I love this idea!!!” Theresa continues, “It is so great for a tired mama to make this joke while her baby won’t go to sleep and the baby appreciates the song as well, even if (of course) he does not understand words! I think the hostile lullabies acknowledge the dark side of human nature – allow the mothers to express their destructive energy in a loving, humorous way. The lullabies are sung sweetly so I do not think the children are actually frightened – they hear the tone, feel the closeness of the breathing, warm mother and the mother herself is actually soothed, made more relaxed physically, by singing those destructive words. These aren’t everyday lullabies – they are the occasional lullabies of a tired, frustrated and desperate woman. And they take the pressure off like the valve on a pressure cooker – so that aggressive energy can be realized safely. It’s really quite wonderful and it must have been wise, wise woman (may be a grandmother) who came up with the idea originally. Perhaps it was a gift of grandmothers to their daughters. My daughters certainly know this song and will always remember it. I really do hope they remember it when mothering gets rough, as of course it will. In our culture we don’t want to look at the hard part of mothering, the dark mother, but we ignore her at our peril! If we try to proceed as if all were good and light, that darkness will certainly emerge in a destructive and inappropriate ways. You would do a great service to spread the hostile lullabies around! I teach this one to women whenever I can.
Listen, when I am taking care of other women’s babies in my home and we have a rough day, my own children and I joke about putting “Free” signs on them and putting them out on the parking strip of grass in front of our house so that passerby might know the babies are available at no charge. Because of the lullaby we even imagine putting a tea bag into each of the babies’ hands! Of course we would never do this! The babies don’t understand and it puts us in a much better mood so that we can continue our day. It just allows us to acknowledge out loud that we’re having a hard time and that is enough to change energy. Thank goodness! Without humor all would be lost!!!”
Dear listeners, now Martine Pierre-Louis from Haiti will give you an example of how they threaten Haitian unsleeping babies. She sings in her lullaby “that lobster will eat you, my baby, if you do not sleep. But if a baby sleeps, they will eat a lobster tomorrow themselves.”
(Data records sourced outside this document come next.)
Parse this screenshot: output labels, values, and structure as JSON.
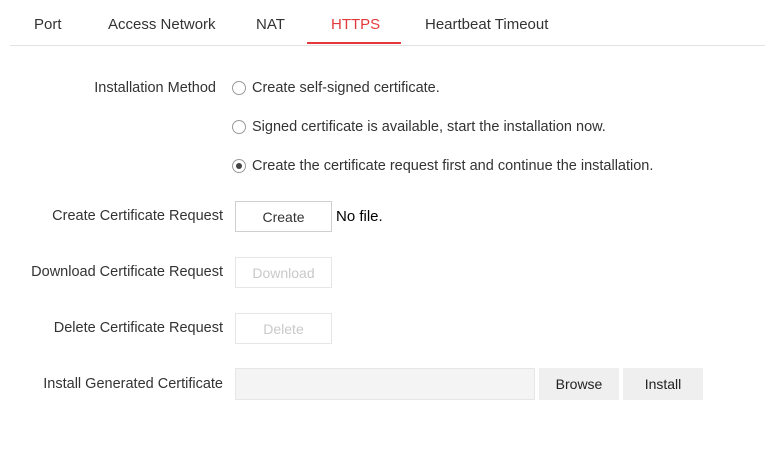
{
  "tabs": [
    {
      "label": "Port"
    },
    {
      "label": "Access Network"
    },
    {
      "label": "NAT"
    },
    {
      "label": "HTTPS",
      "active": true
    },
    {
      "label": "Heartbeat Timeout"
    }
  ],
  "accent_color": "#e4393c",
  "installation": {
    "label": "Installation Method",
    "options": [
      {
        "label": "Create self-signed certificate.",
        "selected": false
      },
      {
        "label": "Signed certificate is available, start the installation now.",
        "selected": false
      },
      {
        "label": "Create the certificate request first and continue the installation.",
        "selected": true
      }
    ]
  },
  "create_request": {
    "label": "Create Certificate Request",
    "button": "Create",
    "status": "No file."
  },
  "download_request": {
    "label": "Download Certificate Request",
    "button": "Download"
  },
  "delete_request": {
    "label": "Delete Certificate Request",
    "button": "Delete"
  },
  "install_generated": {
    "label": "Install Generated Certificate",
    "file_value": "",
    "browse_button": "Browse",
    "install_button": "Install"
  }
}
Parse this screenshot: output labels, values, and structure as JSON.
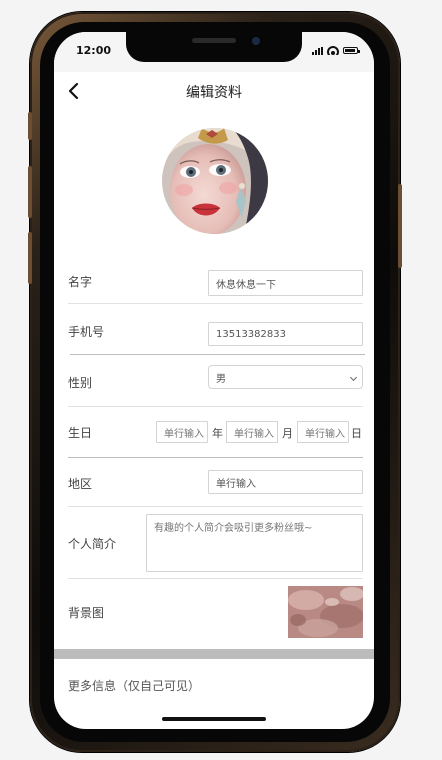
{
  "status": {
    "time": "12:00"
  },
  "nav": {
    "title": "编辑资料"
  },
  "form": {
    "name": {
      "label": "名字",
      "value": "休息休息一下"
    },
    "phone": {
      "label": "手机号",
      "value": "13513382833"
    },
    "gender": {
      "label": "性别",
      "value": "男"
    },
    "birthday": {
      "label": "生日",
      "year_placeholder": "单行输入",
      "month_placeholder": "单行输入",
      "day_placeholder": "单行输入",
      "year_unit": "年",
      "month_unit": "月",
      "day_unit": "日"
    },
    "region": {
      "label": "地区",
      "placeholder": "单行输入"
    },
    "bio": {
      "label": "个人简介",
      "placeholder": "有趣的个人简介会吸引更多粉丝哦~"
    },
    "background": {
      "label": "背景图"
    }
  },
  "more_info": {
    "label": "更多信息（仅自己可见）"
  },
  "icons": {
    "back": "chevron-left-icon",
    "signal": "signal-icon",
    "wifi": "wifi-icon",
    "battery": "battery-icon",
    "dropdown": "chevron-down-icon"
  }
}
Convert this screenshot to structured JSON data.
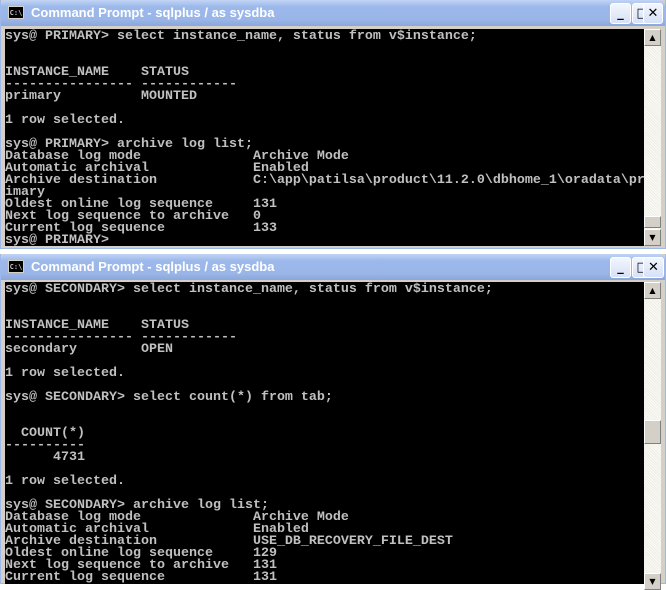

11.Haitian Lullaby by Martine Pierre-Louis:
A famous American Lullaby “Rock a-bye baby on the tree top,” seems to me as the
scariest lullaby of the world.
“When the wind blows, the cradle will rock,
When the bough breaks
The cradle will fall
And down will come
Baby, cradle and all.”
Practically any kind of song can and does serve a lullaby.
Listen to the famous ballad “The Golden Vanity” sung by Beth Amsbary which was sung to her as a lullaby by her mom, sisters and brothers..
12.”Golden Vanity” by Beth Amsbary:
Mothers all over the world, from different ethnicities, from different countries, from different continents, of different races not knowing each other created lullabies that communicate the crystal condition of love to the baby. These love songs have passed from generations to generations, from grandmothers to daughters and granddaughters.
Lullabies are the most likely to survive of any type of folk song, for as long as babies cry and the voice of the mother will quiet them, such tunes and words continue to be handed down, and continue to come into being.
- Irish Lullaby “Baloo”by Dejah Leger
Total duration is 50:00
Radioshow by Masguda